As far back as the classical Greek epic, The Odyssey, travel has been an essential element of the human experience. But, in fact, most people throughout human history probably never traveled more than twenty or thirty miles from the place they were born. Imagine living your entire life never hearing a foreign language, never seeing the ocean or the architecture in a different city.
Today, we are incredibly fortunate to be able to book a plane ticket and hotel half-way around the world with a few clicks. Travel has never been easier. The difficulty now is choosing where to go and finding the time to dream up the trip.
That's where I've found a travel guide useful. I don't mean a guide book like Fodors or the NYT Travel section. These are really helpful resources, but sometimes we need personal stories about real experiences from actual people we know and trust.
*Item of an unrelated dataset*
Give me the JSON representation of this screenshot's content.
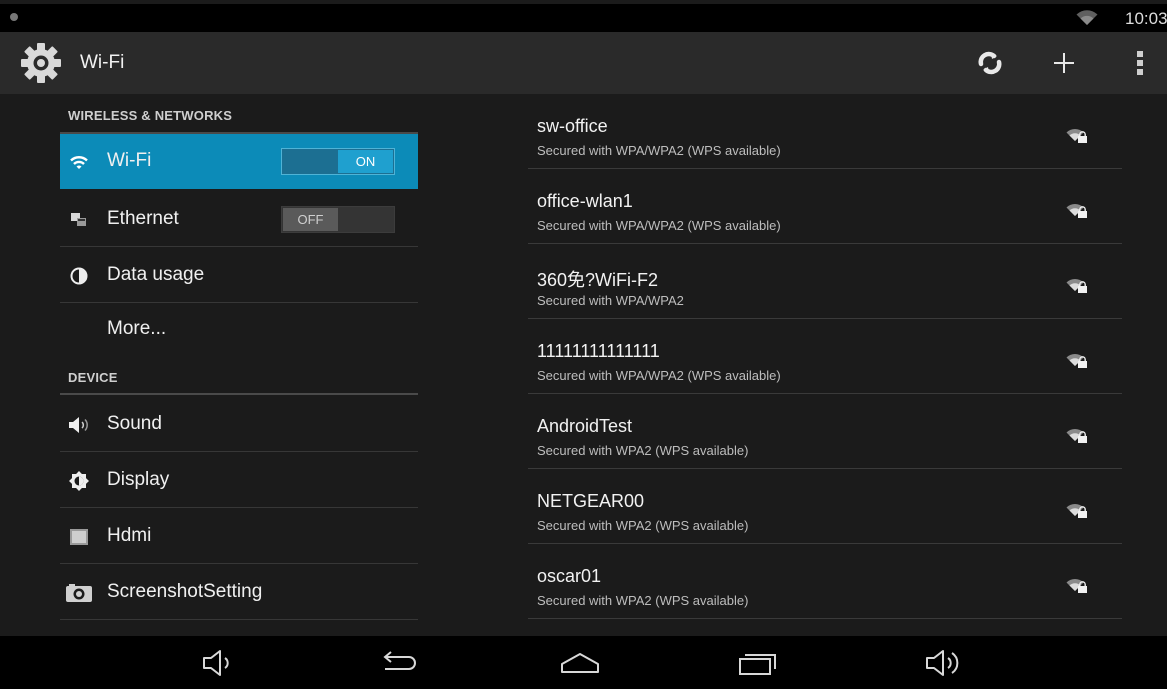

I think that's especially important, now that there are so many choices of places to travel.
To prioritize my bucket list of places to visit, I try to find blogs from people with similar interests, like Chris Guillebeau and Tim Ferriss. What I love about Chris and Tim is that they don't just focus on where to travel, but how to travel. They share tips and tricks to manage everything from airport check-in to hotel fees. And even if I can't pack up and fly out as soon as I read their latest post, their stories of adventure in foreign lands help me experience those places vicariously and jot down possible destinations to travel when I have the time, money, and freedom.
Then again, globe trotters like these two international entrepreneurs often fly solo or with friends, while I'm a family guy. There are some really adventurous families out there writing great travel content though, and I'll share their posts often. I also have a few of my own tips and tricks to share. Point is, we can all see the world, family or no.
For renaissance dads, our odyssey doesn't have to be a trip in a minivan (or the name of the van itself). I'm all for short day trips, but our families should be a reason to travel the world, not an impediment to it.
If St. Augustine was right that the world is a book, then it's a book worth reading to our kids. As a renaissance dad, I can't let that book sit on a shelf collecting dust, only to be read once every ten years. So as much as we travel the world, I’ll do my best to share book reviews!
Look for the hashtag #carusoadventure on social media to follow along. As always, I invite you to share comments on my posts about places you've traveled so I, and other renaissance dads, can put them on our bucket list.